## Directions for this task
Looking through the data, please report how many lines contain the string "selected", giving nothing but the number.

(Collection entries)
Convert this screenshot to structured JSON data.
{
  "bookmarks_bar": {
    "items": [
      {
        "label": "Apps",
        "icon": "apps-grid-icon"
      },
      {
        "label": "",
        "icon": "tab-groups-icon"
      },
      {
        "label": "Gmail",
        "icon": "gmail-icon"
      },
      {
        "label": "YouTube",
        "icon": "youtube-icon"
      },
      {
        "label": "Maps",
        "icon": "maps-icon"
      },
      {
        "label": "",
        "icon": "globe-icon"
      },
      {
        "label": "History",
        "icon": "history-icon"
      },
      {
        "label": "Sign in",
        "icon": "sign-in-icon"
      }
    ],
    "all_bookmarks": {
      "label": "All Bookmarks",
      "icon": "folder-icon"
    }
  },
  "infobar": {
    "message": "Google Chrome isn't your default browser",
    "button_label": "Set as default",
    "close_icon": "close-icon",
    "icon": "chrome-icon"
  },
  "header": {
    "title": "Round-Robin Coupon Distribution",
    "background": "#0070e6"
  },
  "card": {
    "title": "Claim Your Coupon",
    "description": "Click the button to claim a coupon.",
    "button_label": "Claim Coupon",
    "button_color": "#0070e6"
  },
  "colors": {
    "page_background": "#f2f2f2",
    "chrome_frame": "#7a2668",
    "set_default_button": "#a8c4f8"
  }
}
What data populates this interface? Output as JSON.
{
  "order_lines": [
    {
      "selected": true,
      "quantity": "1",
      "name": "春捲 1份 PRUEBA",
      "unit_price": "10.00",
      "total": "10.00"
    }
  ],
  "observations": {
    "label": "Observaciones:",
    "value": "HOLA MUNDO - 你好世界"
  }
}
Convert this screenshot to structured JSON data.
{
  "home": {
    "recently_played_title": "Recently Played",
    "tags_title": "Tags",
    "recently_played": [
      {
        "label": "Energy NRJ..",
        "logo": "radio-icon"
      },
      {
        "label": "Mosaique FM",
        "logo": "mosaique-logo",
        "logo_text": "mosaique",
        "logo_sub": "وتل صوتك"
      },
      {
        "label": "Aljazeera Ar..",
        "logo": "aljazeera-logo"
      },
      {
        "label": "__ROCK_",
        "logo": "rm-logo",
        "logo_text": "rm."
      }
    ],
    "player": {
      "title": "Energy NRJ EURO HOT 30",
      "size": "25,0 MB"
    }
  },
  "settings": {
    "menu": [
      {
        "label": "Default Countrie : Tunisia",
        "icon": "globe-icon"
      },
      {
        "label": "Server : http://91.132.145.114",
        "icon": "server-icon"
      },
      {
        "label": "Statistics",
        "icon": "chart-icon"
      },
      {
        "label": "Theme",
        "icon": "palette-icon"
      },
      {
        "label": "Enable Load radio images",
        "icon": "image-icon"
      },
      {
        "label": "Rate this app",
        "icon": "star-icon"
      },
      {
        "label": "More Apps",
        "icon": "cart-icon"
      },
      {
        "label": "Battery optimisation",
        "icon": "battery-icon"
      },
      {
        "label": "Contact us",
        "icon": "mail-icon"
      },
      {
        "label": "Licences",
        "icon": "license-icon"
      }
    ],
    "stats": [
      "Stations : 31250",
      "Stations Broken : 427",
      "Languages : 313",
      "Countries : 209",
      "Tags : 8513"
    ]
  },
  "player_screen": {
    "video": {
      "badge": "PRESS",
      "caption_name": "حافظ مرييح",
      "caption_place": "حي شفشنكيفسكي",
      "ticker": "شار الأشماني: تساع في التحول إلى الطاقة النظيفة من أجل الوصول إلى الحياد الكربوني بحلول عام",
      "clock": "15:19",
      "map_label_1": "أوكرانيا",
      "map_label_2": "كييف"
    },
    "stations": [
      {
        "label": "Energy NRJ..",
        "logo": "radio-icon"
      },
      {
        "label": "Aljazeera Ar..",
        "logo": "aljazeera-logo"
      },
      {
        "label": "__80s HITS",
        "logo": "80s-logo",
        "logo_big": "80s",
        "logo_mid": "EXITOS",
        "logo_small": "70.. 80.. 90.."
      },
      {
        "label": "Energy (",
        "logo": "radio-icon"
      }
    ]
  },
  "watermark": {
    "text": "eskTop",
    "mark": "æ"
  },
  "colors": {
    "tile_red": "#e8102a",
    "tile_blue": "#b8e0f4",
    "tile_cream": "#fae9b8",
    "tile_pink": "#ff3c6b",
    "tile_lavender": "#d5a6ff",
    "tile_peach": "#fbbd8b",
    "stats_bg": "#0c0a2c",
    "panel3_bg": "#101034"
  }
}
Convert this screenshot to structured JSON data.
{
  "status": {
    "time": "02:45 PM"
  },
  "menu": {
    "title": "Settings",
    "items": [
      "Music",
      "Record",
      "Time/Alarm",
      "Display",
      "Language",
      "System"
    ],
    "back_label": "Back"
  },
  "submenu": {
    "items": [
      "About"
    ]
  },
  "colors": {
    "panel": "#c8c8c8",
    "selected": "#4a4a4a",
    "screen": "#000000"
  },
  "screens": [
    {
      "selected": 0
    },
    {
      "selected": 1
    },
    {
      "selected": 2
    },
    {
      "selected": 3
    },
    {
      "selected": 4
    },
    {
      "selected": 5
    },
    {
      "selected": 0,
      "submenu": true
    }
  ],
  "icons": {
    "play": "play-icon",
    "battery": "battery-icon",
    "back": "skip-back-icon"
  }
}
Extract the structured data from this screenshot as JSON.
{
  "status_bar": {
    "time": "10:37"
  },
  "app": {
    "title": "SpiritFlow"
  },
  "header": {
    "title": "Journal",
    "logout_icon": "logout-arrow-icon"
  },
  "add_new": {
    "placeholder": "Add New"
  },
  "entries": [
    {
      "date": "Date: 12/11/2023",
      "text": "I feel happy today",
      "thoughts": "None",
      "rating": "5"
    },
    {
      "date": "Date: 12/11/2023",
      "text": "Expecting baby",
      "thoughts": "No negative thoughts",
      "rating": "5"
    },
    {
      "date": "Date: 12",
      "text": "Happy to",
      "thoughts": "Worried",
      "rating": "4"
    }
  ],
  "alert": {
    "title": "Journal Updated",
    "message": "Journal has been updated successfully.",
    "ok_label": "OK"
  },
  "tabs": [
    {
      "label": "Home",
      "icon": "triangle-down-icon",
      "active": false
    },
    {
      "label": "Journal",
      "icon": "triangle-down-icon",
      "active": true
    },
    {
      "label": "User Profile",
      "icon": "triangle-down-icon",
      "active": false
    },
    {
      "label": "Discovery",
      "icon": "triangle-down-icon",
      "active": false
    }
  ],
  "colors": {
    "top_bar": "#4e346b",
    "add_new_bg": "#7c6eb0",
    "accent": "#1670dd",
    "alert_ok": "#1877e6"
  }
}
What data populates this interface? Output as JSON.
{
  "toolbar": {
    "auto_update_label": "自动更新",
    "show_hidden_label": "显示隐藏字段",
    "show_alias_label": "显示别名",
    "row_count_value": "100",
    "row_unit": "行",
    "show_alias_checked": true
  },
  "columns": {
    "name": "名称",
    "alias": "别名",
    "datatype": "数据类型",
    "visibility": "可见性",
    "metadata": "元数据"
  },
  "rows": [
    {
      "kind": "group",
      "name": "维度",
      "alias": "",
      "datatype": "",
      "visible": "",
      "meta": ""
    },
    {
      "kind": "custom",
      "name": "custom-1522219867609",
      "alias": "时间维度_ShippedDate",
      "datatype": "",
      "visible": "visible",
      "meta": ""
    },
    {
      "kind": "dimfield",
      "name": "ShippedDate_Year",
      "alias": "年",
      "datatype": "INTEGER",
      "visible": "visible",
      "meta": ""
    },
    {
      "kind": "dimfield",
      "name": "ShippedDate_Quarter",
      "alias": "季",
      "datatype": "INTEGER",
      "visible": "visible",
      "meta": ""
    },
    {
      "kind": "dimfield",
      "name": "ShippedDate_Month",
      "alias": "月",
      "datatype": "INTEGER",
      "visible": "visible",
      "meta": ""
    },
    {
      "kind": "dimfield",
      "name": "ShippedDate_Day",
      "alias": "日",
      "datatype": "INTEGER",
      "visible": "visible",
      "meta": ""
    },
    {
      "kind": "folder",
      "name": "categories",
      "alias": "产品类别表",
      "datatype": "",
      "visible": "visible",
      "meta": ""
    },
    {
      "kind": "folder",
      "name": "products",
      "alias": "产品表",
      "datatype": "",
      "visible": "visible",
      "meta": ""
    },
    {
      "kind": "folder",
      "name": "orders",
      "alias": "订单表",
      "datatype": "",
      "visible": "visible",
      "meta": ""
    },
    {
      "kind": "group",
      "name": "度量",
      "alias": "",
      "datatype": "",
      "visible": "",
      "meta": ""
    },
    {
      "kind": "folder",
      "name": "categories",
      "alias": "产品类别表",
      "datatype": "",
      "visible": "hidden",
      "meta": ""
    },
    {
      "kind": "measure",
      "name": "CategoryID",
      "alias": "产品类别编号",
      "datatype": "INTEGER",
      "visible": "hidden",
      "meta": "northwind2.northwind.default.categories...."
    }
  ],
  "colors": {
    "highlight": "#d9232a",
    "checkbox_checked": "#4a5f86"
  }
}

## Solution for this task
9